While it’s unlikely that you will cut your Netflix subscription when you are at home more, you can improve your culinary skills and cook meals at home or look for lower-priced items online rather than making impulsive purchases at the mall. 

Not joining the crowds in panic buying can improve your finances, and joining the trend towards buying high-quality “like-new” fashion can reduce costs too. These changes can help in the longer-term as well.

Next, see if there are ways to cut your expenses for loans or other financial services. If you have a mortgage, for example, refinancing at the current low rates could cut your monthly costs. Revising insurance policies so that they meet your actual needs, rather than paying more for something you were sold by an agent, can help too. 

Finally, keep investing. “One thing you absolutely do not want to do is sell any stocks or stock-based investments as a result of this panic,” investment advisory The Motley Fool advises, “especially in retirement accounts that you won't need for several years.” 

Indeed, one of the worst things you can do after stock and bond markets crash is to sell shares or bonds at a low price and stay out of the market. 

Millennials have a long time until retirement or until they need to fund their children’s university education, so there is time to wait for markets to rebound. 

Historically, stock markets have gone back up after a crash, both during recent times and even over the past several centuries. 

While you will need to stop investing temporarily if your income disappears, do not sell in a panic. Instead, keep investing regularly, as long as you have a salary so that you do not miss out on the upturn. 

While the economic and financial outlook may be uncertain, a positive attitude, prudent spending and careful investing can lead to a better financial future, even amid the uncertainty. 

Related topics

Singapore millennial Covid-19 business and finance business economy industries

Read more of the latest in



Stay in the know. Anytime.

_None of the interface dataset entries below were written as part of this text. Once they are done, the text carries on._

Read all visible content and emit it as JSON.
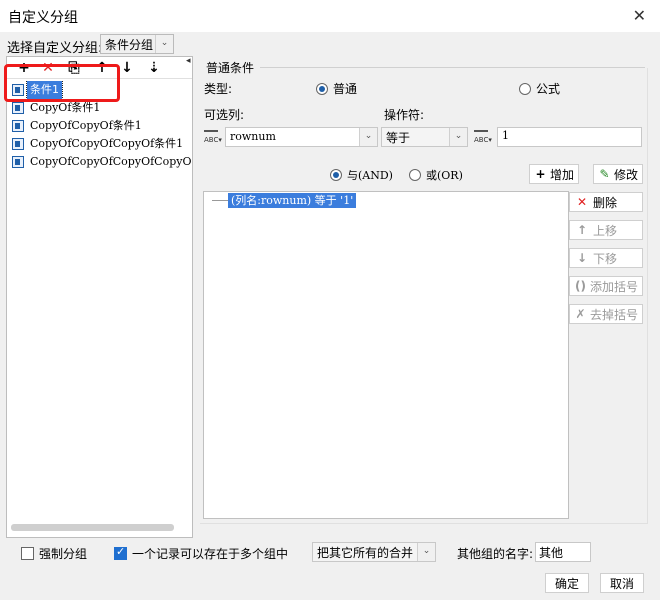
{
  "window": {
    "title": "自定义分组",
    "close_glyph": "✕"
  },
  "group_selector": {
    "label": "选择自定义分组:",
    "value": "条件分组",
    "arrow": "⌄"
  },
  "toolbar_icons": [
    {
      "name": "add-icon",
      "glyph": "+",
      "color": "#222222"
    },
    {
      "name": "delete-icon",
      "glyph": "✕",
      "color": "#e02020"
    },
    {
      "name": "copy-icon",
      "glyph": "⎘",
      "color": "#333333"
    },
    {
      "name": "move-up-icon",
      "glyph": "↑",
      "color": "#222222"
    },
    {
      "name": "move-down-icon",
      "glyph": "↓",
      "color": "#222222"
    },
    {
      "name": "sort-icon",
      "glyph": "⇣",
      "color": "#222222"
    }
  ],
  "group_list": [
    "条件1",
    "CopyOf条件1",
    "CopyOfCopyOf条件1",
    "CopyOfCopyOfCopyOf条件1",
    "CopyOfCopyOfCopyOfCopyOf条"
  ],
  "selected_index": 0,
  "condition": {
    "section_title": "普通条件",
    "type_label": "类型:",
    "type_normal": "普通",
    "type_formula": "公式",
    "column_label": "可选列:",
    "operator_label": "操作符:",
    "column_value": "rownum",
    "operator_value": "等于",
    "value": "1",
    "and_label": "与(AND)",
    "or_label": "或(OR)",
    "add_label": "增加",
    "modify_label": "修改",
    "expression": "(列名:rownum) 等于 '1'"
  },
  "side_buttons": {
    "delete": "删除",
    "up": "上移",
    "down": "下移",
    "add_paren": "添加括号",
    "remove_paren": "去掉括号"
  },
  "bottom": {
    "force_group": "强制分组",
    "multi_group": "一个记录可以存在于多个组中",
    "merge_value": "把其它所有的合并",
    "other_name_label": "其他组的名字:",
    "other_name_value": "其他",
    "ok": "确定",
    "cancel": "取消"
  },
  "colors": {
    "accent": "#3b7ddd",
    "highlight": "#ee1a1a",
    "delete": "#e02020"
  }
}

Anywhere.

Subscribe to get daily news updates, insights and must reads delivered straight to your inbox.

By clicking subscribe, I agree for my personal data to be used to send me TODAY newsletters, promotional offers and for research and analysis.